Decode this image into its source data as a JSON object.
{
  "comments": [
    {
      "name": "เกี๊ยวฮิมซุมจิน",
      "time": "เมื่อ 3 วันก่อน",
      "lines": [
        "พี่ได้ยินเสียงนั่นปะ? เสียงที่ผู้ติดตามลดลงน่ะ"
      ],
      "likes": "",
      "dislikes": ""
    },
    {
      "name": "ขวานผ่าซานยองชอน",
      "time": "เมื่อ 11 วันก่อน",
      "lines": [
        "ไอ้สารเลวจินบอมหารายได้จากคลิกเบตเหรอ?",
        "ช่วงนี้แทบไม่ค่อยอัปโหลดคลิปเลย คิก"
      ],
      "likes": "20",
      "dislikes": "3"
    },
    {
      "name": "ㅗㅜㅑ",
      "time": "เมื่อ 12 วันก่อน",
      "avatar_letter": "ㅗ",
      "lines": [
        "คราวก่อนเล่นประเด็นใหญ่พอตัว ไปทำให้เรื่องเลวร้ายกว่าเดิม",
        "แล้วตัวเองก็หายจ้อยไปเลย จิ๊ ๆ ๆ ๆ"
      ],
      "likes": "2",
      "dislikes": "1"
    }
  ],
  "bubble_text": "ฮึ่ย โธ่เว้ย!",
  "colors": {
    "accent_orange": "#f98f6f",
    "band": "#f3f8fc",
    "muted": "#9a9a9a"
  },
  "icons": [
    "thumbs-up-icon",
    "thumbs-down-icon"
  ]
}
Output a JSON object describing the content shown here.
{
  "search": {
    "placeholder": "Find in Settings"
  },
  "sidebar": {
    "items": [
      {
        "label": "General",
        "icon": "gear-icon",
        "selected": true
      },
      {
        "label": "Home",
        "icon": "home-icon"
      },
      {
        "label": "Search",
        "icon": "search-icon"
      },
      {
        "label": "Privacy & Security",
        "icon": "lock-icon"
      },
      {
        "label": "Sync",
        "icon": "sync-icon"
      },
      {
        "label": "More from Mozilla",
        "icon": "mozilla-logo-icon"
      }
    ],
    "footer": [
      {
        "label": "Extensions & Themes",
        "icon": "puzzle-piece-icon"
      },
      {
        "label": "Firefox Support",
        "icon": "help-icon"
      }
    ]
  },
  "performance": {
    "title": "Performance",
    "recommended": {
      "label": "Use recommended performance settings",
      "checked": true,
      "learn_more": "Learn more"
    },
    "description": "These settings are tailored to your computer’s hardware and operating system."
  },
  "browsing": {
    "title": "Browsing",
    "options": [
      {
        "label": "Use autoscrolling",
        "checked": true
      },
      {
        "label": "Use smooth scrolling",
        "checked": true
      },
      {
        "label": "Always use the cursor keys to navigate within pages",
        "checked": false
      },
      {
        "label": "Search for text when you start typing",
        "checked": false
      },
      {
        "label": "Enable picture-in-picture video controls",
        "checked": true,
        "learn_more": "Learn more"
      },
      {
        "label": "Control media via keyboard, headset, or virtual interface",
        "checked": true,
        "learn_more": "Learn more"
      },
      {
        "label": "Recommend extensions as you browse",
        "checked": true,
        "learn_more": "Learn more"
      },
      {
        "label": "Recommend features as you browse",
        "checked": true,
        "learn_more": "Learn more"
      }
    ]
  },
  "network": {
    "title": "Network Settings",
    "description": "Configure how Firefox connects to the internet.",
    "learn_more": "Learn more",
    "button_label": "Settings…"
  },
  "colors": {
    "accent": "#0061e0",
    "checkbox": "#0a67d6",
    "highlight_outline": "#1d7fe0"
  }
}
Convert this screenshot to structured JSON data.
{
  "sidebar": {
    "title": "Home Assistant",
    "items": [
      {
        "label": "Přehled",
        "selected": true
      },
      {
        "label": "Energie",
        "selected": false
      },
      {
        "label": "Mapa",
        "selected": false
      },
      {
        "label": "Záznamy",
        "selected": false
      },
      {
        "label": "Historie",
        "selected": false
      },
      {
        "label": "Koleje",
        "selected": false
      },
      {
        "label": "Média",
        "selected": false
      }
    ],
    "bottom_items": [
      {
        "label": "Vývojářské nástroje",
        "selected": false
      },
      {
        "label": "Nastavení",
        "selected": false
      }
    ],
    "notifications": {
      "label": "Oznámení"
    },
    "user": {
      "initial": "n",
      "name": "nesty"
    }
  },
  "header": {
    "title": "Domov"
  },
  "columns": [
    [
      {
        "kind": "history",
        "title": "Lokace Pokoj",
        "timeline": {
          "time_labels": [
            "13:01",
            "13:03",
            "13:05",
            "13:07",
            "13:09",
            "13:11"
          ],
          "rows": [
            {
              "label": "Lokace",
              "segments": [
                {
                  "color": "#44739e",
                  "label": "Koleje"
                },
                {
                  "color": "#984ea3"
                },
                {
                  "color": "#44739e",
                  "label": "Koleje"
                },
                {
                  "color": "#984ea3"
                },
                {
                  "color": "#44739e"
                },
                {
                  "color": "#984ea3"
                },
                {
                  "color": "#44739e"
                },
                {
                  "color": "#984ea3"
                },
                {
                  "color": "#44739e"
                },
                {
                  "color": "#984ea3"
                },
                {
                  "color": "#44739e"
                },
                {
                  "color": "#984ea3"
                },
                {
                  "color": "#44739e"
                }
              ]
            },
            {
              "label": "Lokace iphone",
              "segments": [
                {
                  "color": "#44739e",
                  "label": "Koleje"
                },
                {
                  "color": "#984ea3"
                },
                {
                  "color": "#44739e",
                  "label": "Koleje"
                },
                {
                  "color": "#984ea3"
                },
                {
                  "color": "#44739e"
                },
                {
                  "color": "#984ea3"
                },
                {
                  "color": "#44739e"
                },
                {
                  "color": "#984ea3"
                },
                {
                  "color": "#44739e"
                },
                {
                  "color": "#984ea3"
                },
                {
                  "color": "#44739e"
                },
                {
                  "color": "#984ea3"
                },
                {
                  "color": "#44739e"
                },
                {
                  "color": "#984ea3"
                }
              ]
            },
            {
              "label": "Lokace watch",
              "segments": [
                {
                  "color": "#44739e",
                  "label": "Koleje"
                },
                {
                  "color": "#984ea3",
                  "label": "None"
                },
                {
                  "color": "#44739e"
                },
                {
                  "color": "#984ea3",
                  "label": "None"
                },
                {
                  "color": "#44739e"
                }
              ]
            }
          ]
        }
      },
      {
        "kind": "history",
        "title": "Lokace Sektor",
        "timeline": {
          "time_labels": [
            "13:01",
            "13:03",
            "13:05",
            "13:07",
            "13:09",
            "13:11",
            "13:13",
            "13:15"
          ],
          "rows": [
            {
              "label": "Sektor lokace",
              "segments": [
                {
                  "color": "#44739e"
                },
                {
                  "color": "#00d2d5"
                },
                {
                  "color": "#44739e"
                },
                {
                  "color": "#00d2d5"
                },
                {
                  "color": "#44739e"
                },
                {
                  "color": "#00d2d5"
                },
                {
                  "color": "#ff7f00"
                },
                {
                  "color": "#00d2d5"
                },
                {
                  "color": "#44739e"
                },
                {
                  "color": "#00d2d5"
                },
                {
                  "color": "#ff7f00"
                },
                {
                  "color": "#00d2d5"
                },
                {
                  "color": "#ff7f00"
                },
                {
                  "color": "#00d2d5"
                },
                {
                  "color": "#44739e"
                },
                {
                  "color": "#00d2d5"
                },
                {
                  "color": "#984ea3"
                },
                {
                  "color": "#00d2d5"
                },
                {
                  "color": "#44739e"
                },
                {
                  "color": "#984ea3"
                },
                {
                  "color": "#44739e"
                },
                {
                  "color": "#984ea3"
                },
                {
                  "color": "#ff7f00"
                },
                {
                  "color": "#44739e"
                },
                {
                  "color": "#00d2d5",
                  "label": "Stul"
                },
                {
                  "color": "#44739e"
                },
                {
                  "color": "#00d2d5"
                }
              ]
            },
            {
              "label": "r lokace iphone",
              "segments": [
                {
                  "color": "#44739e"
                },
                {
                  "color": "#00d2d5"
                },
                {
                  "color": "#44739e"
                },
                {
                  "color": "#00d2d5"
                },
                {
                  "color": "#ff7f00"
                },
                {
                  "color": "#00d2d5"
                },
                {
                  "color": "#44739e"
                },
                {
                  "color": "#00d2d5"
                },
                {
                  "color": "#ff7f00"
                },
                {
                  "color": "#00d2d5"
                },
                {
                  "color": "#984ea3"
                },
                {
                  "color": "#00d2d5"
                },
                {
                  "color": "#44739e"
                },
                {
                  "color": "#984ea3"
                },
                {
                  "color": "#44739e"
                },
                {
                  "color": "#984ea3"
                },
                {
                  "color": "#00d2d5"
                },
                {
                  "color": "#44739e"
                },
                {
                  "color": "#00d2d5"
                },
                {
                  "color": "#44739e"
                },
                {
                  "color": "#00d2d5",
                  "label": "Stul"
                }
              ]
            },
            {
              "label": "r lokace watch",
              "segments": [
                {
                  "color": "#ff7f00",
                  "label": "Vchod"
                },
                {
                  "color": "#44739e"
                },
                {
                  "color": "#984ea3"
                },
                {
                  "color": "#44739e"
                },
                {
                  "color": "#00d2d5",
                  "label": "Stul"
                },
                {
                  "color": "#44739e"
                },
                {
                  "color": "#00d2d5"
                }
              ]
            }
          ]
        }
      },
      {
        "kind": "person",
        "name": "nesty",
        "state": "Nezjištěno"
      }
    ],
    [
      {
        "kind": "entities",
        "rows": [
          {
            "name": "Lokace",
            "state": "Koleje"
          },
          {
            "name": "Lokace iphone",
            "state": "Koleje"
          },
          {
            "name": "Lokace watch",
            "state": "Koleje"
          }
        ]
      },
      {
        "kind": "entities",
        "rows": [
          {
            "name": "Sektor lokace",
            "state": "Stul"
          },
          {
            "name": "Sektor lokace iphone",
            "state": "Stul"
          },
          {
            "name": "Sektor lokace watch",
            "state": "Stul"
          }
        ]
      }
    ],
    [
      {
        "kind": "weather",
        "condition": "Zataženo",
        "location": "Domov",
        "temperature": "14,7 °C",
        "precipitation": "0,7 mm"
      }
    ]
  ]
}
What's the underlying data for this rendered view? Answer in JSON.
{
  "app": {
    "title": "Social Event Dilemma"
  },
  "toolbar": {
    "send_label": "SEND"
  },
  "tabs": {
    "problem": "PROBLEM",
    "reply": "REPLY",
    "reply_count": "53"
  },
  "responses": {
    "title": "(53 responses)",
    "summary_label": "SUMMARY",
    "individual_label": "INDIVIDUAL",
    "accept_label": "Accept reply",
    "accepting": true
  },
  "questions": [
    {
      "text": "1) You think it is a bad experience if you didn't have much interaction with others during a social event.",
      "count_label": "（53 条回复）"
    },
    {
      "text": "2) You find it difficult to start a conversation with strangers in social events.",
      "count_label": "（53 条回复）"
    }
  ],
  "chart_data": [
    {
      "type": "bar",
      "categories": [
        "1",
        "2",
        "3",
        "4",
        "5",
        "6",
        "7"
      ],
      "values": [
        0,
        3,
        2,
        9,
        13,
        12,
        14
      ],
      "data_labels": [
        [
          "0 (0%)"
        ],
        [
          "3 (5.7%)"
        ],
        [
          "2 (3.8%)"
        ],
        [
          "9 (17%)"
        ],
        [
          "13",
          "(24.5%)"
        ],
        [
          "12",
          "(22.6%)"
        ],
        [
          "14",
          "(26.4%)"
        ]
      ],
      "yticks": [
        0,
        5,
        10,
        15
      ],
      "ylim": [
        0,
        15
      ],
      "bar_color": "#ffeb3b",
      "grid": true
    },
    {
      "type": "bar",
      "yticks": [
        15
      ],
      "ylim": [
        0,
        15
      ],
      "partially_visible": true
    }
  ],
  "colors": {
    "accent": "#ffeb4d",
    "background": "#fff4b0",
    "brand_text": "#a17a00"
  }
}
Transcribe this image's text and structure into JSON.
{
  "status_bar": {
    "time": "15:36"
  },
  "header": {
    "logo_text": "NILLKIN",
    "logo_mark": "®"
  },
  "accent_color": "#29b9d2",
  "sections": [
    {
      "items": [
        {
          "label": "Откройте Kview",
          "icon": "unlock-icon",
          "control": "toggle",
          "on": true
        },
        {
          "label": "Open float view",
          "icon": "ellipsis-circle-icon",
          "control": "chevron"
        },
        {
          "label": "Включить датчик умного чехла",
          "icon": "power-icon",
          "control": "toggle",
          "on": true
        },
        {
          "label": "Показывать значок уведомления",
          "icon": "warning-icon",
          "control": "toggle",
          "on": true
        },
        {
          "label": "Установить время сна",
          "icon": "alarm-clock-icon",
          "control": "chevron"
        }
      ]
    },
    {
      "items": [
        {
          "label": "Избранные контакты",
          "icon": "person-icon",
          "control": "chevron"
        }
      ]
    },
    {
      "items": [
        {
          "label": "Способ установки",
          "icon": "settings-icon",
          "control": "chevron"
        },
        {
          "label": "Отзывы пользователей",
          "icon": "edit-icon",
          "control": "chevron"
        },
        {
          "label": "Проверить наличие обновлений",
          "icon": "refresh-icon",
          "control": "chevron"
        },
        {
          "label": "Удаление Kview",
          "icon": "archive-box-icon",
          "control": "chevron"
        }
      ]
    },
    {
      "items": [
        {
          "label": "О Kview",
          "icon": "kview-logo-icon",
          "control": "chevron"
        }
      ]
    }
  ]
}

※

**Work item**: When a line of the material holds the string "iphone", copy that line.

**Answer section**:
              "label": "Lokace iphone",
              "label": "r lokace iphone",
            "name": "Lokace iphone",
            "name": "Sektor lokace iphone",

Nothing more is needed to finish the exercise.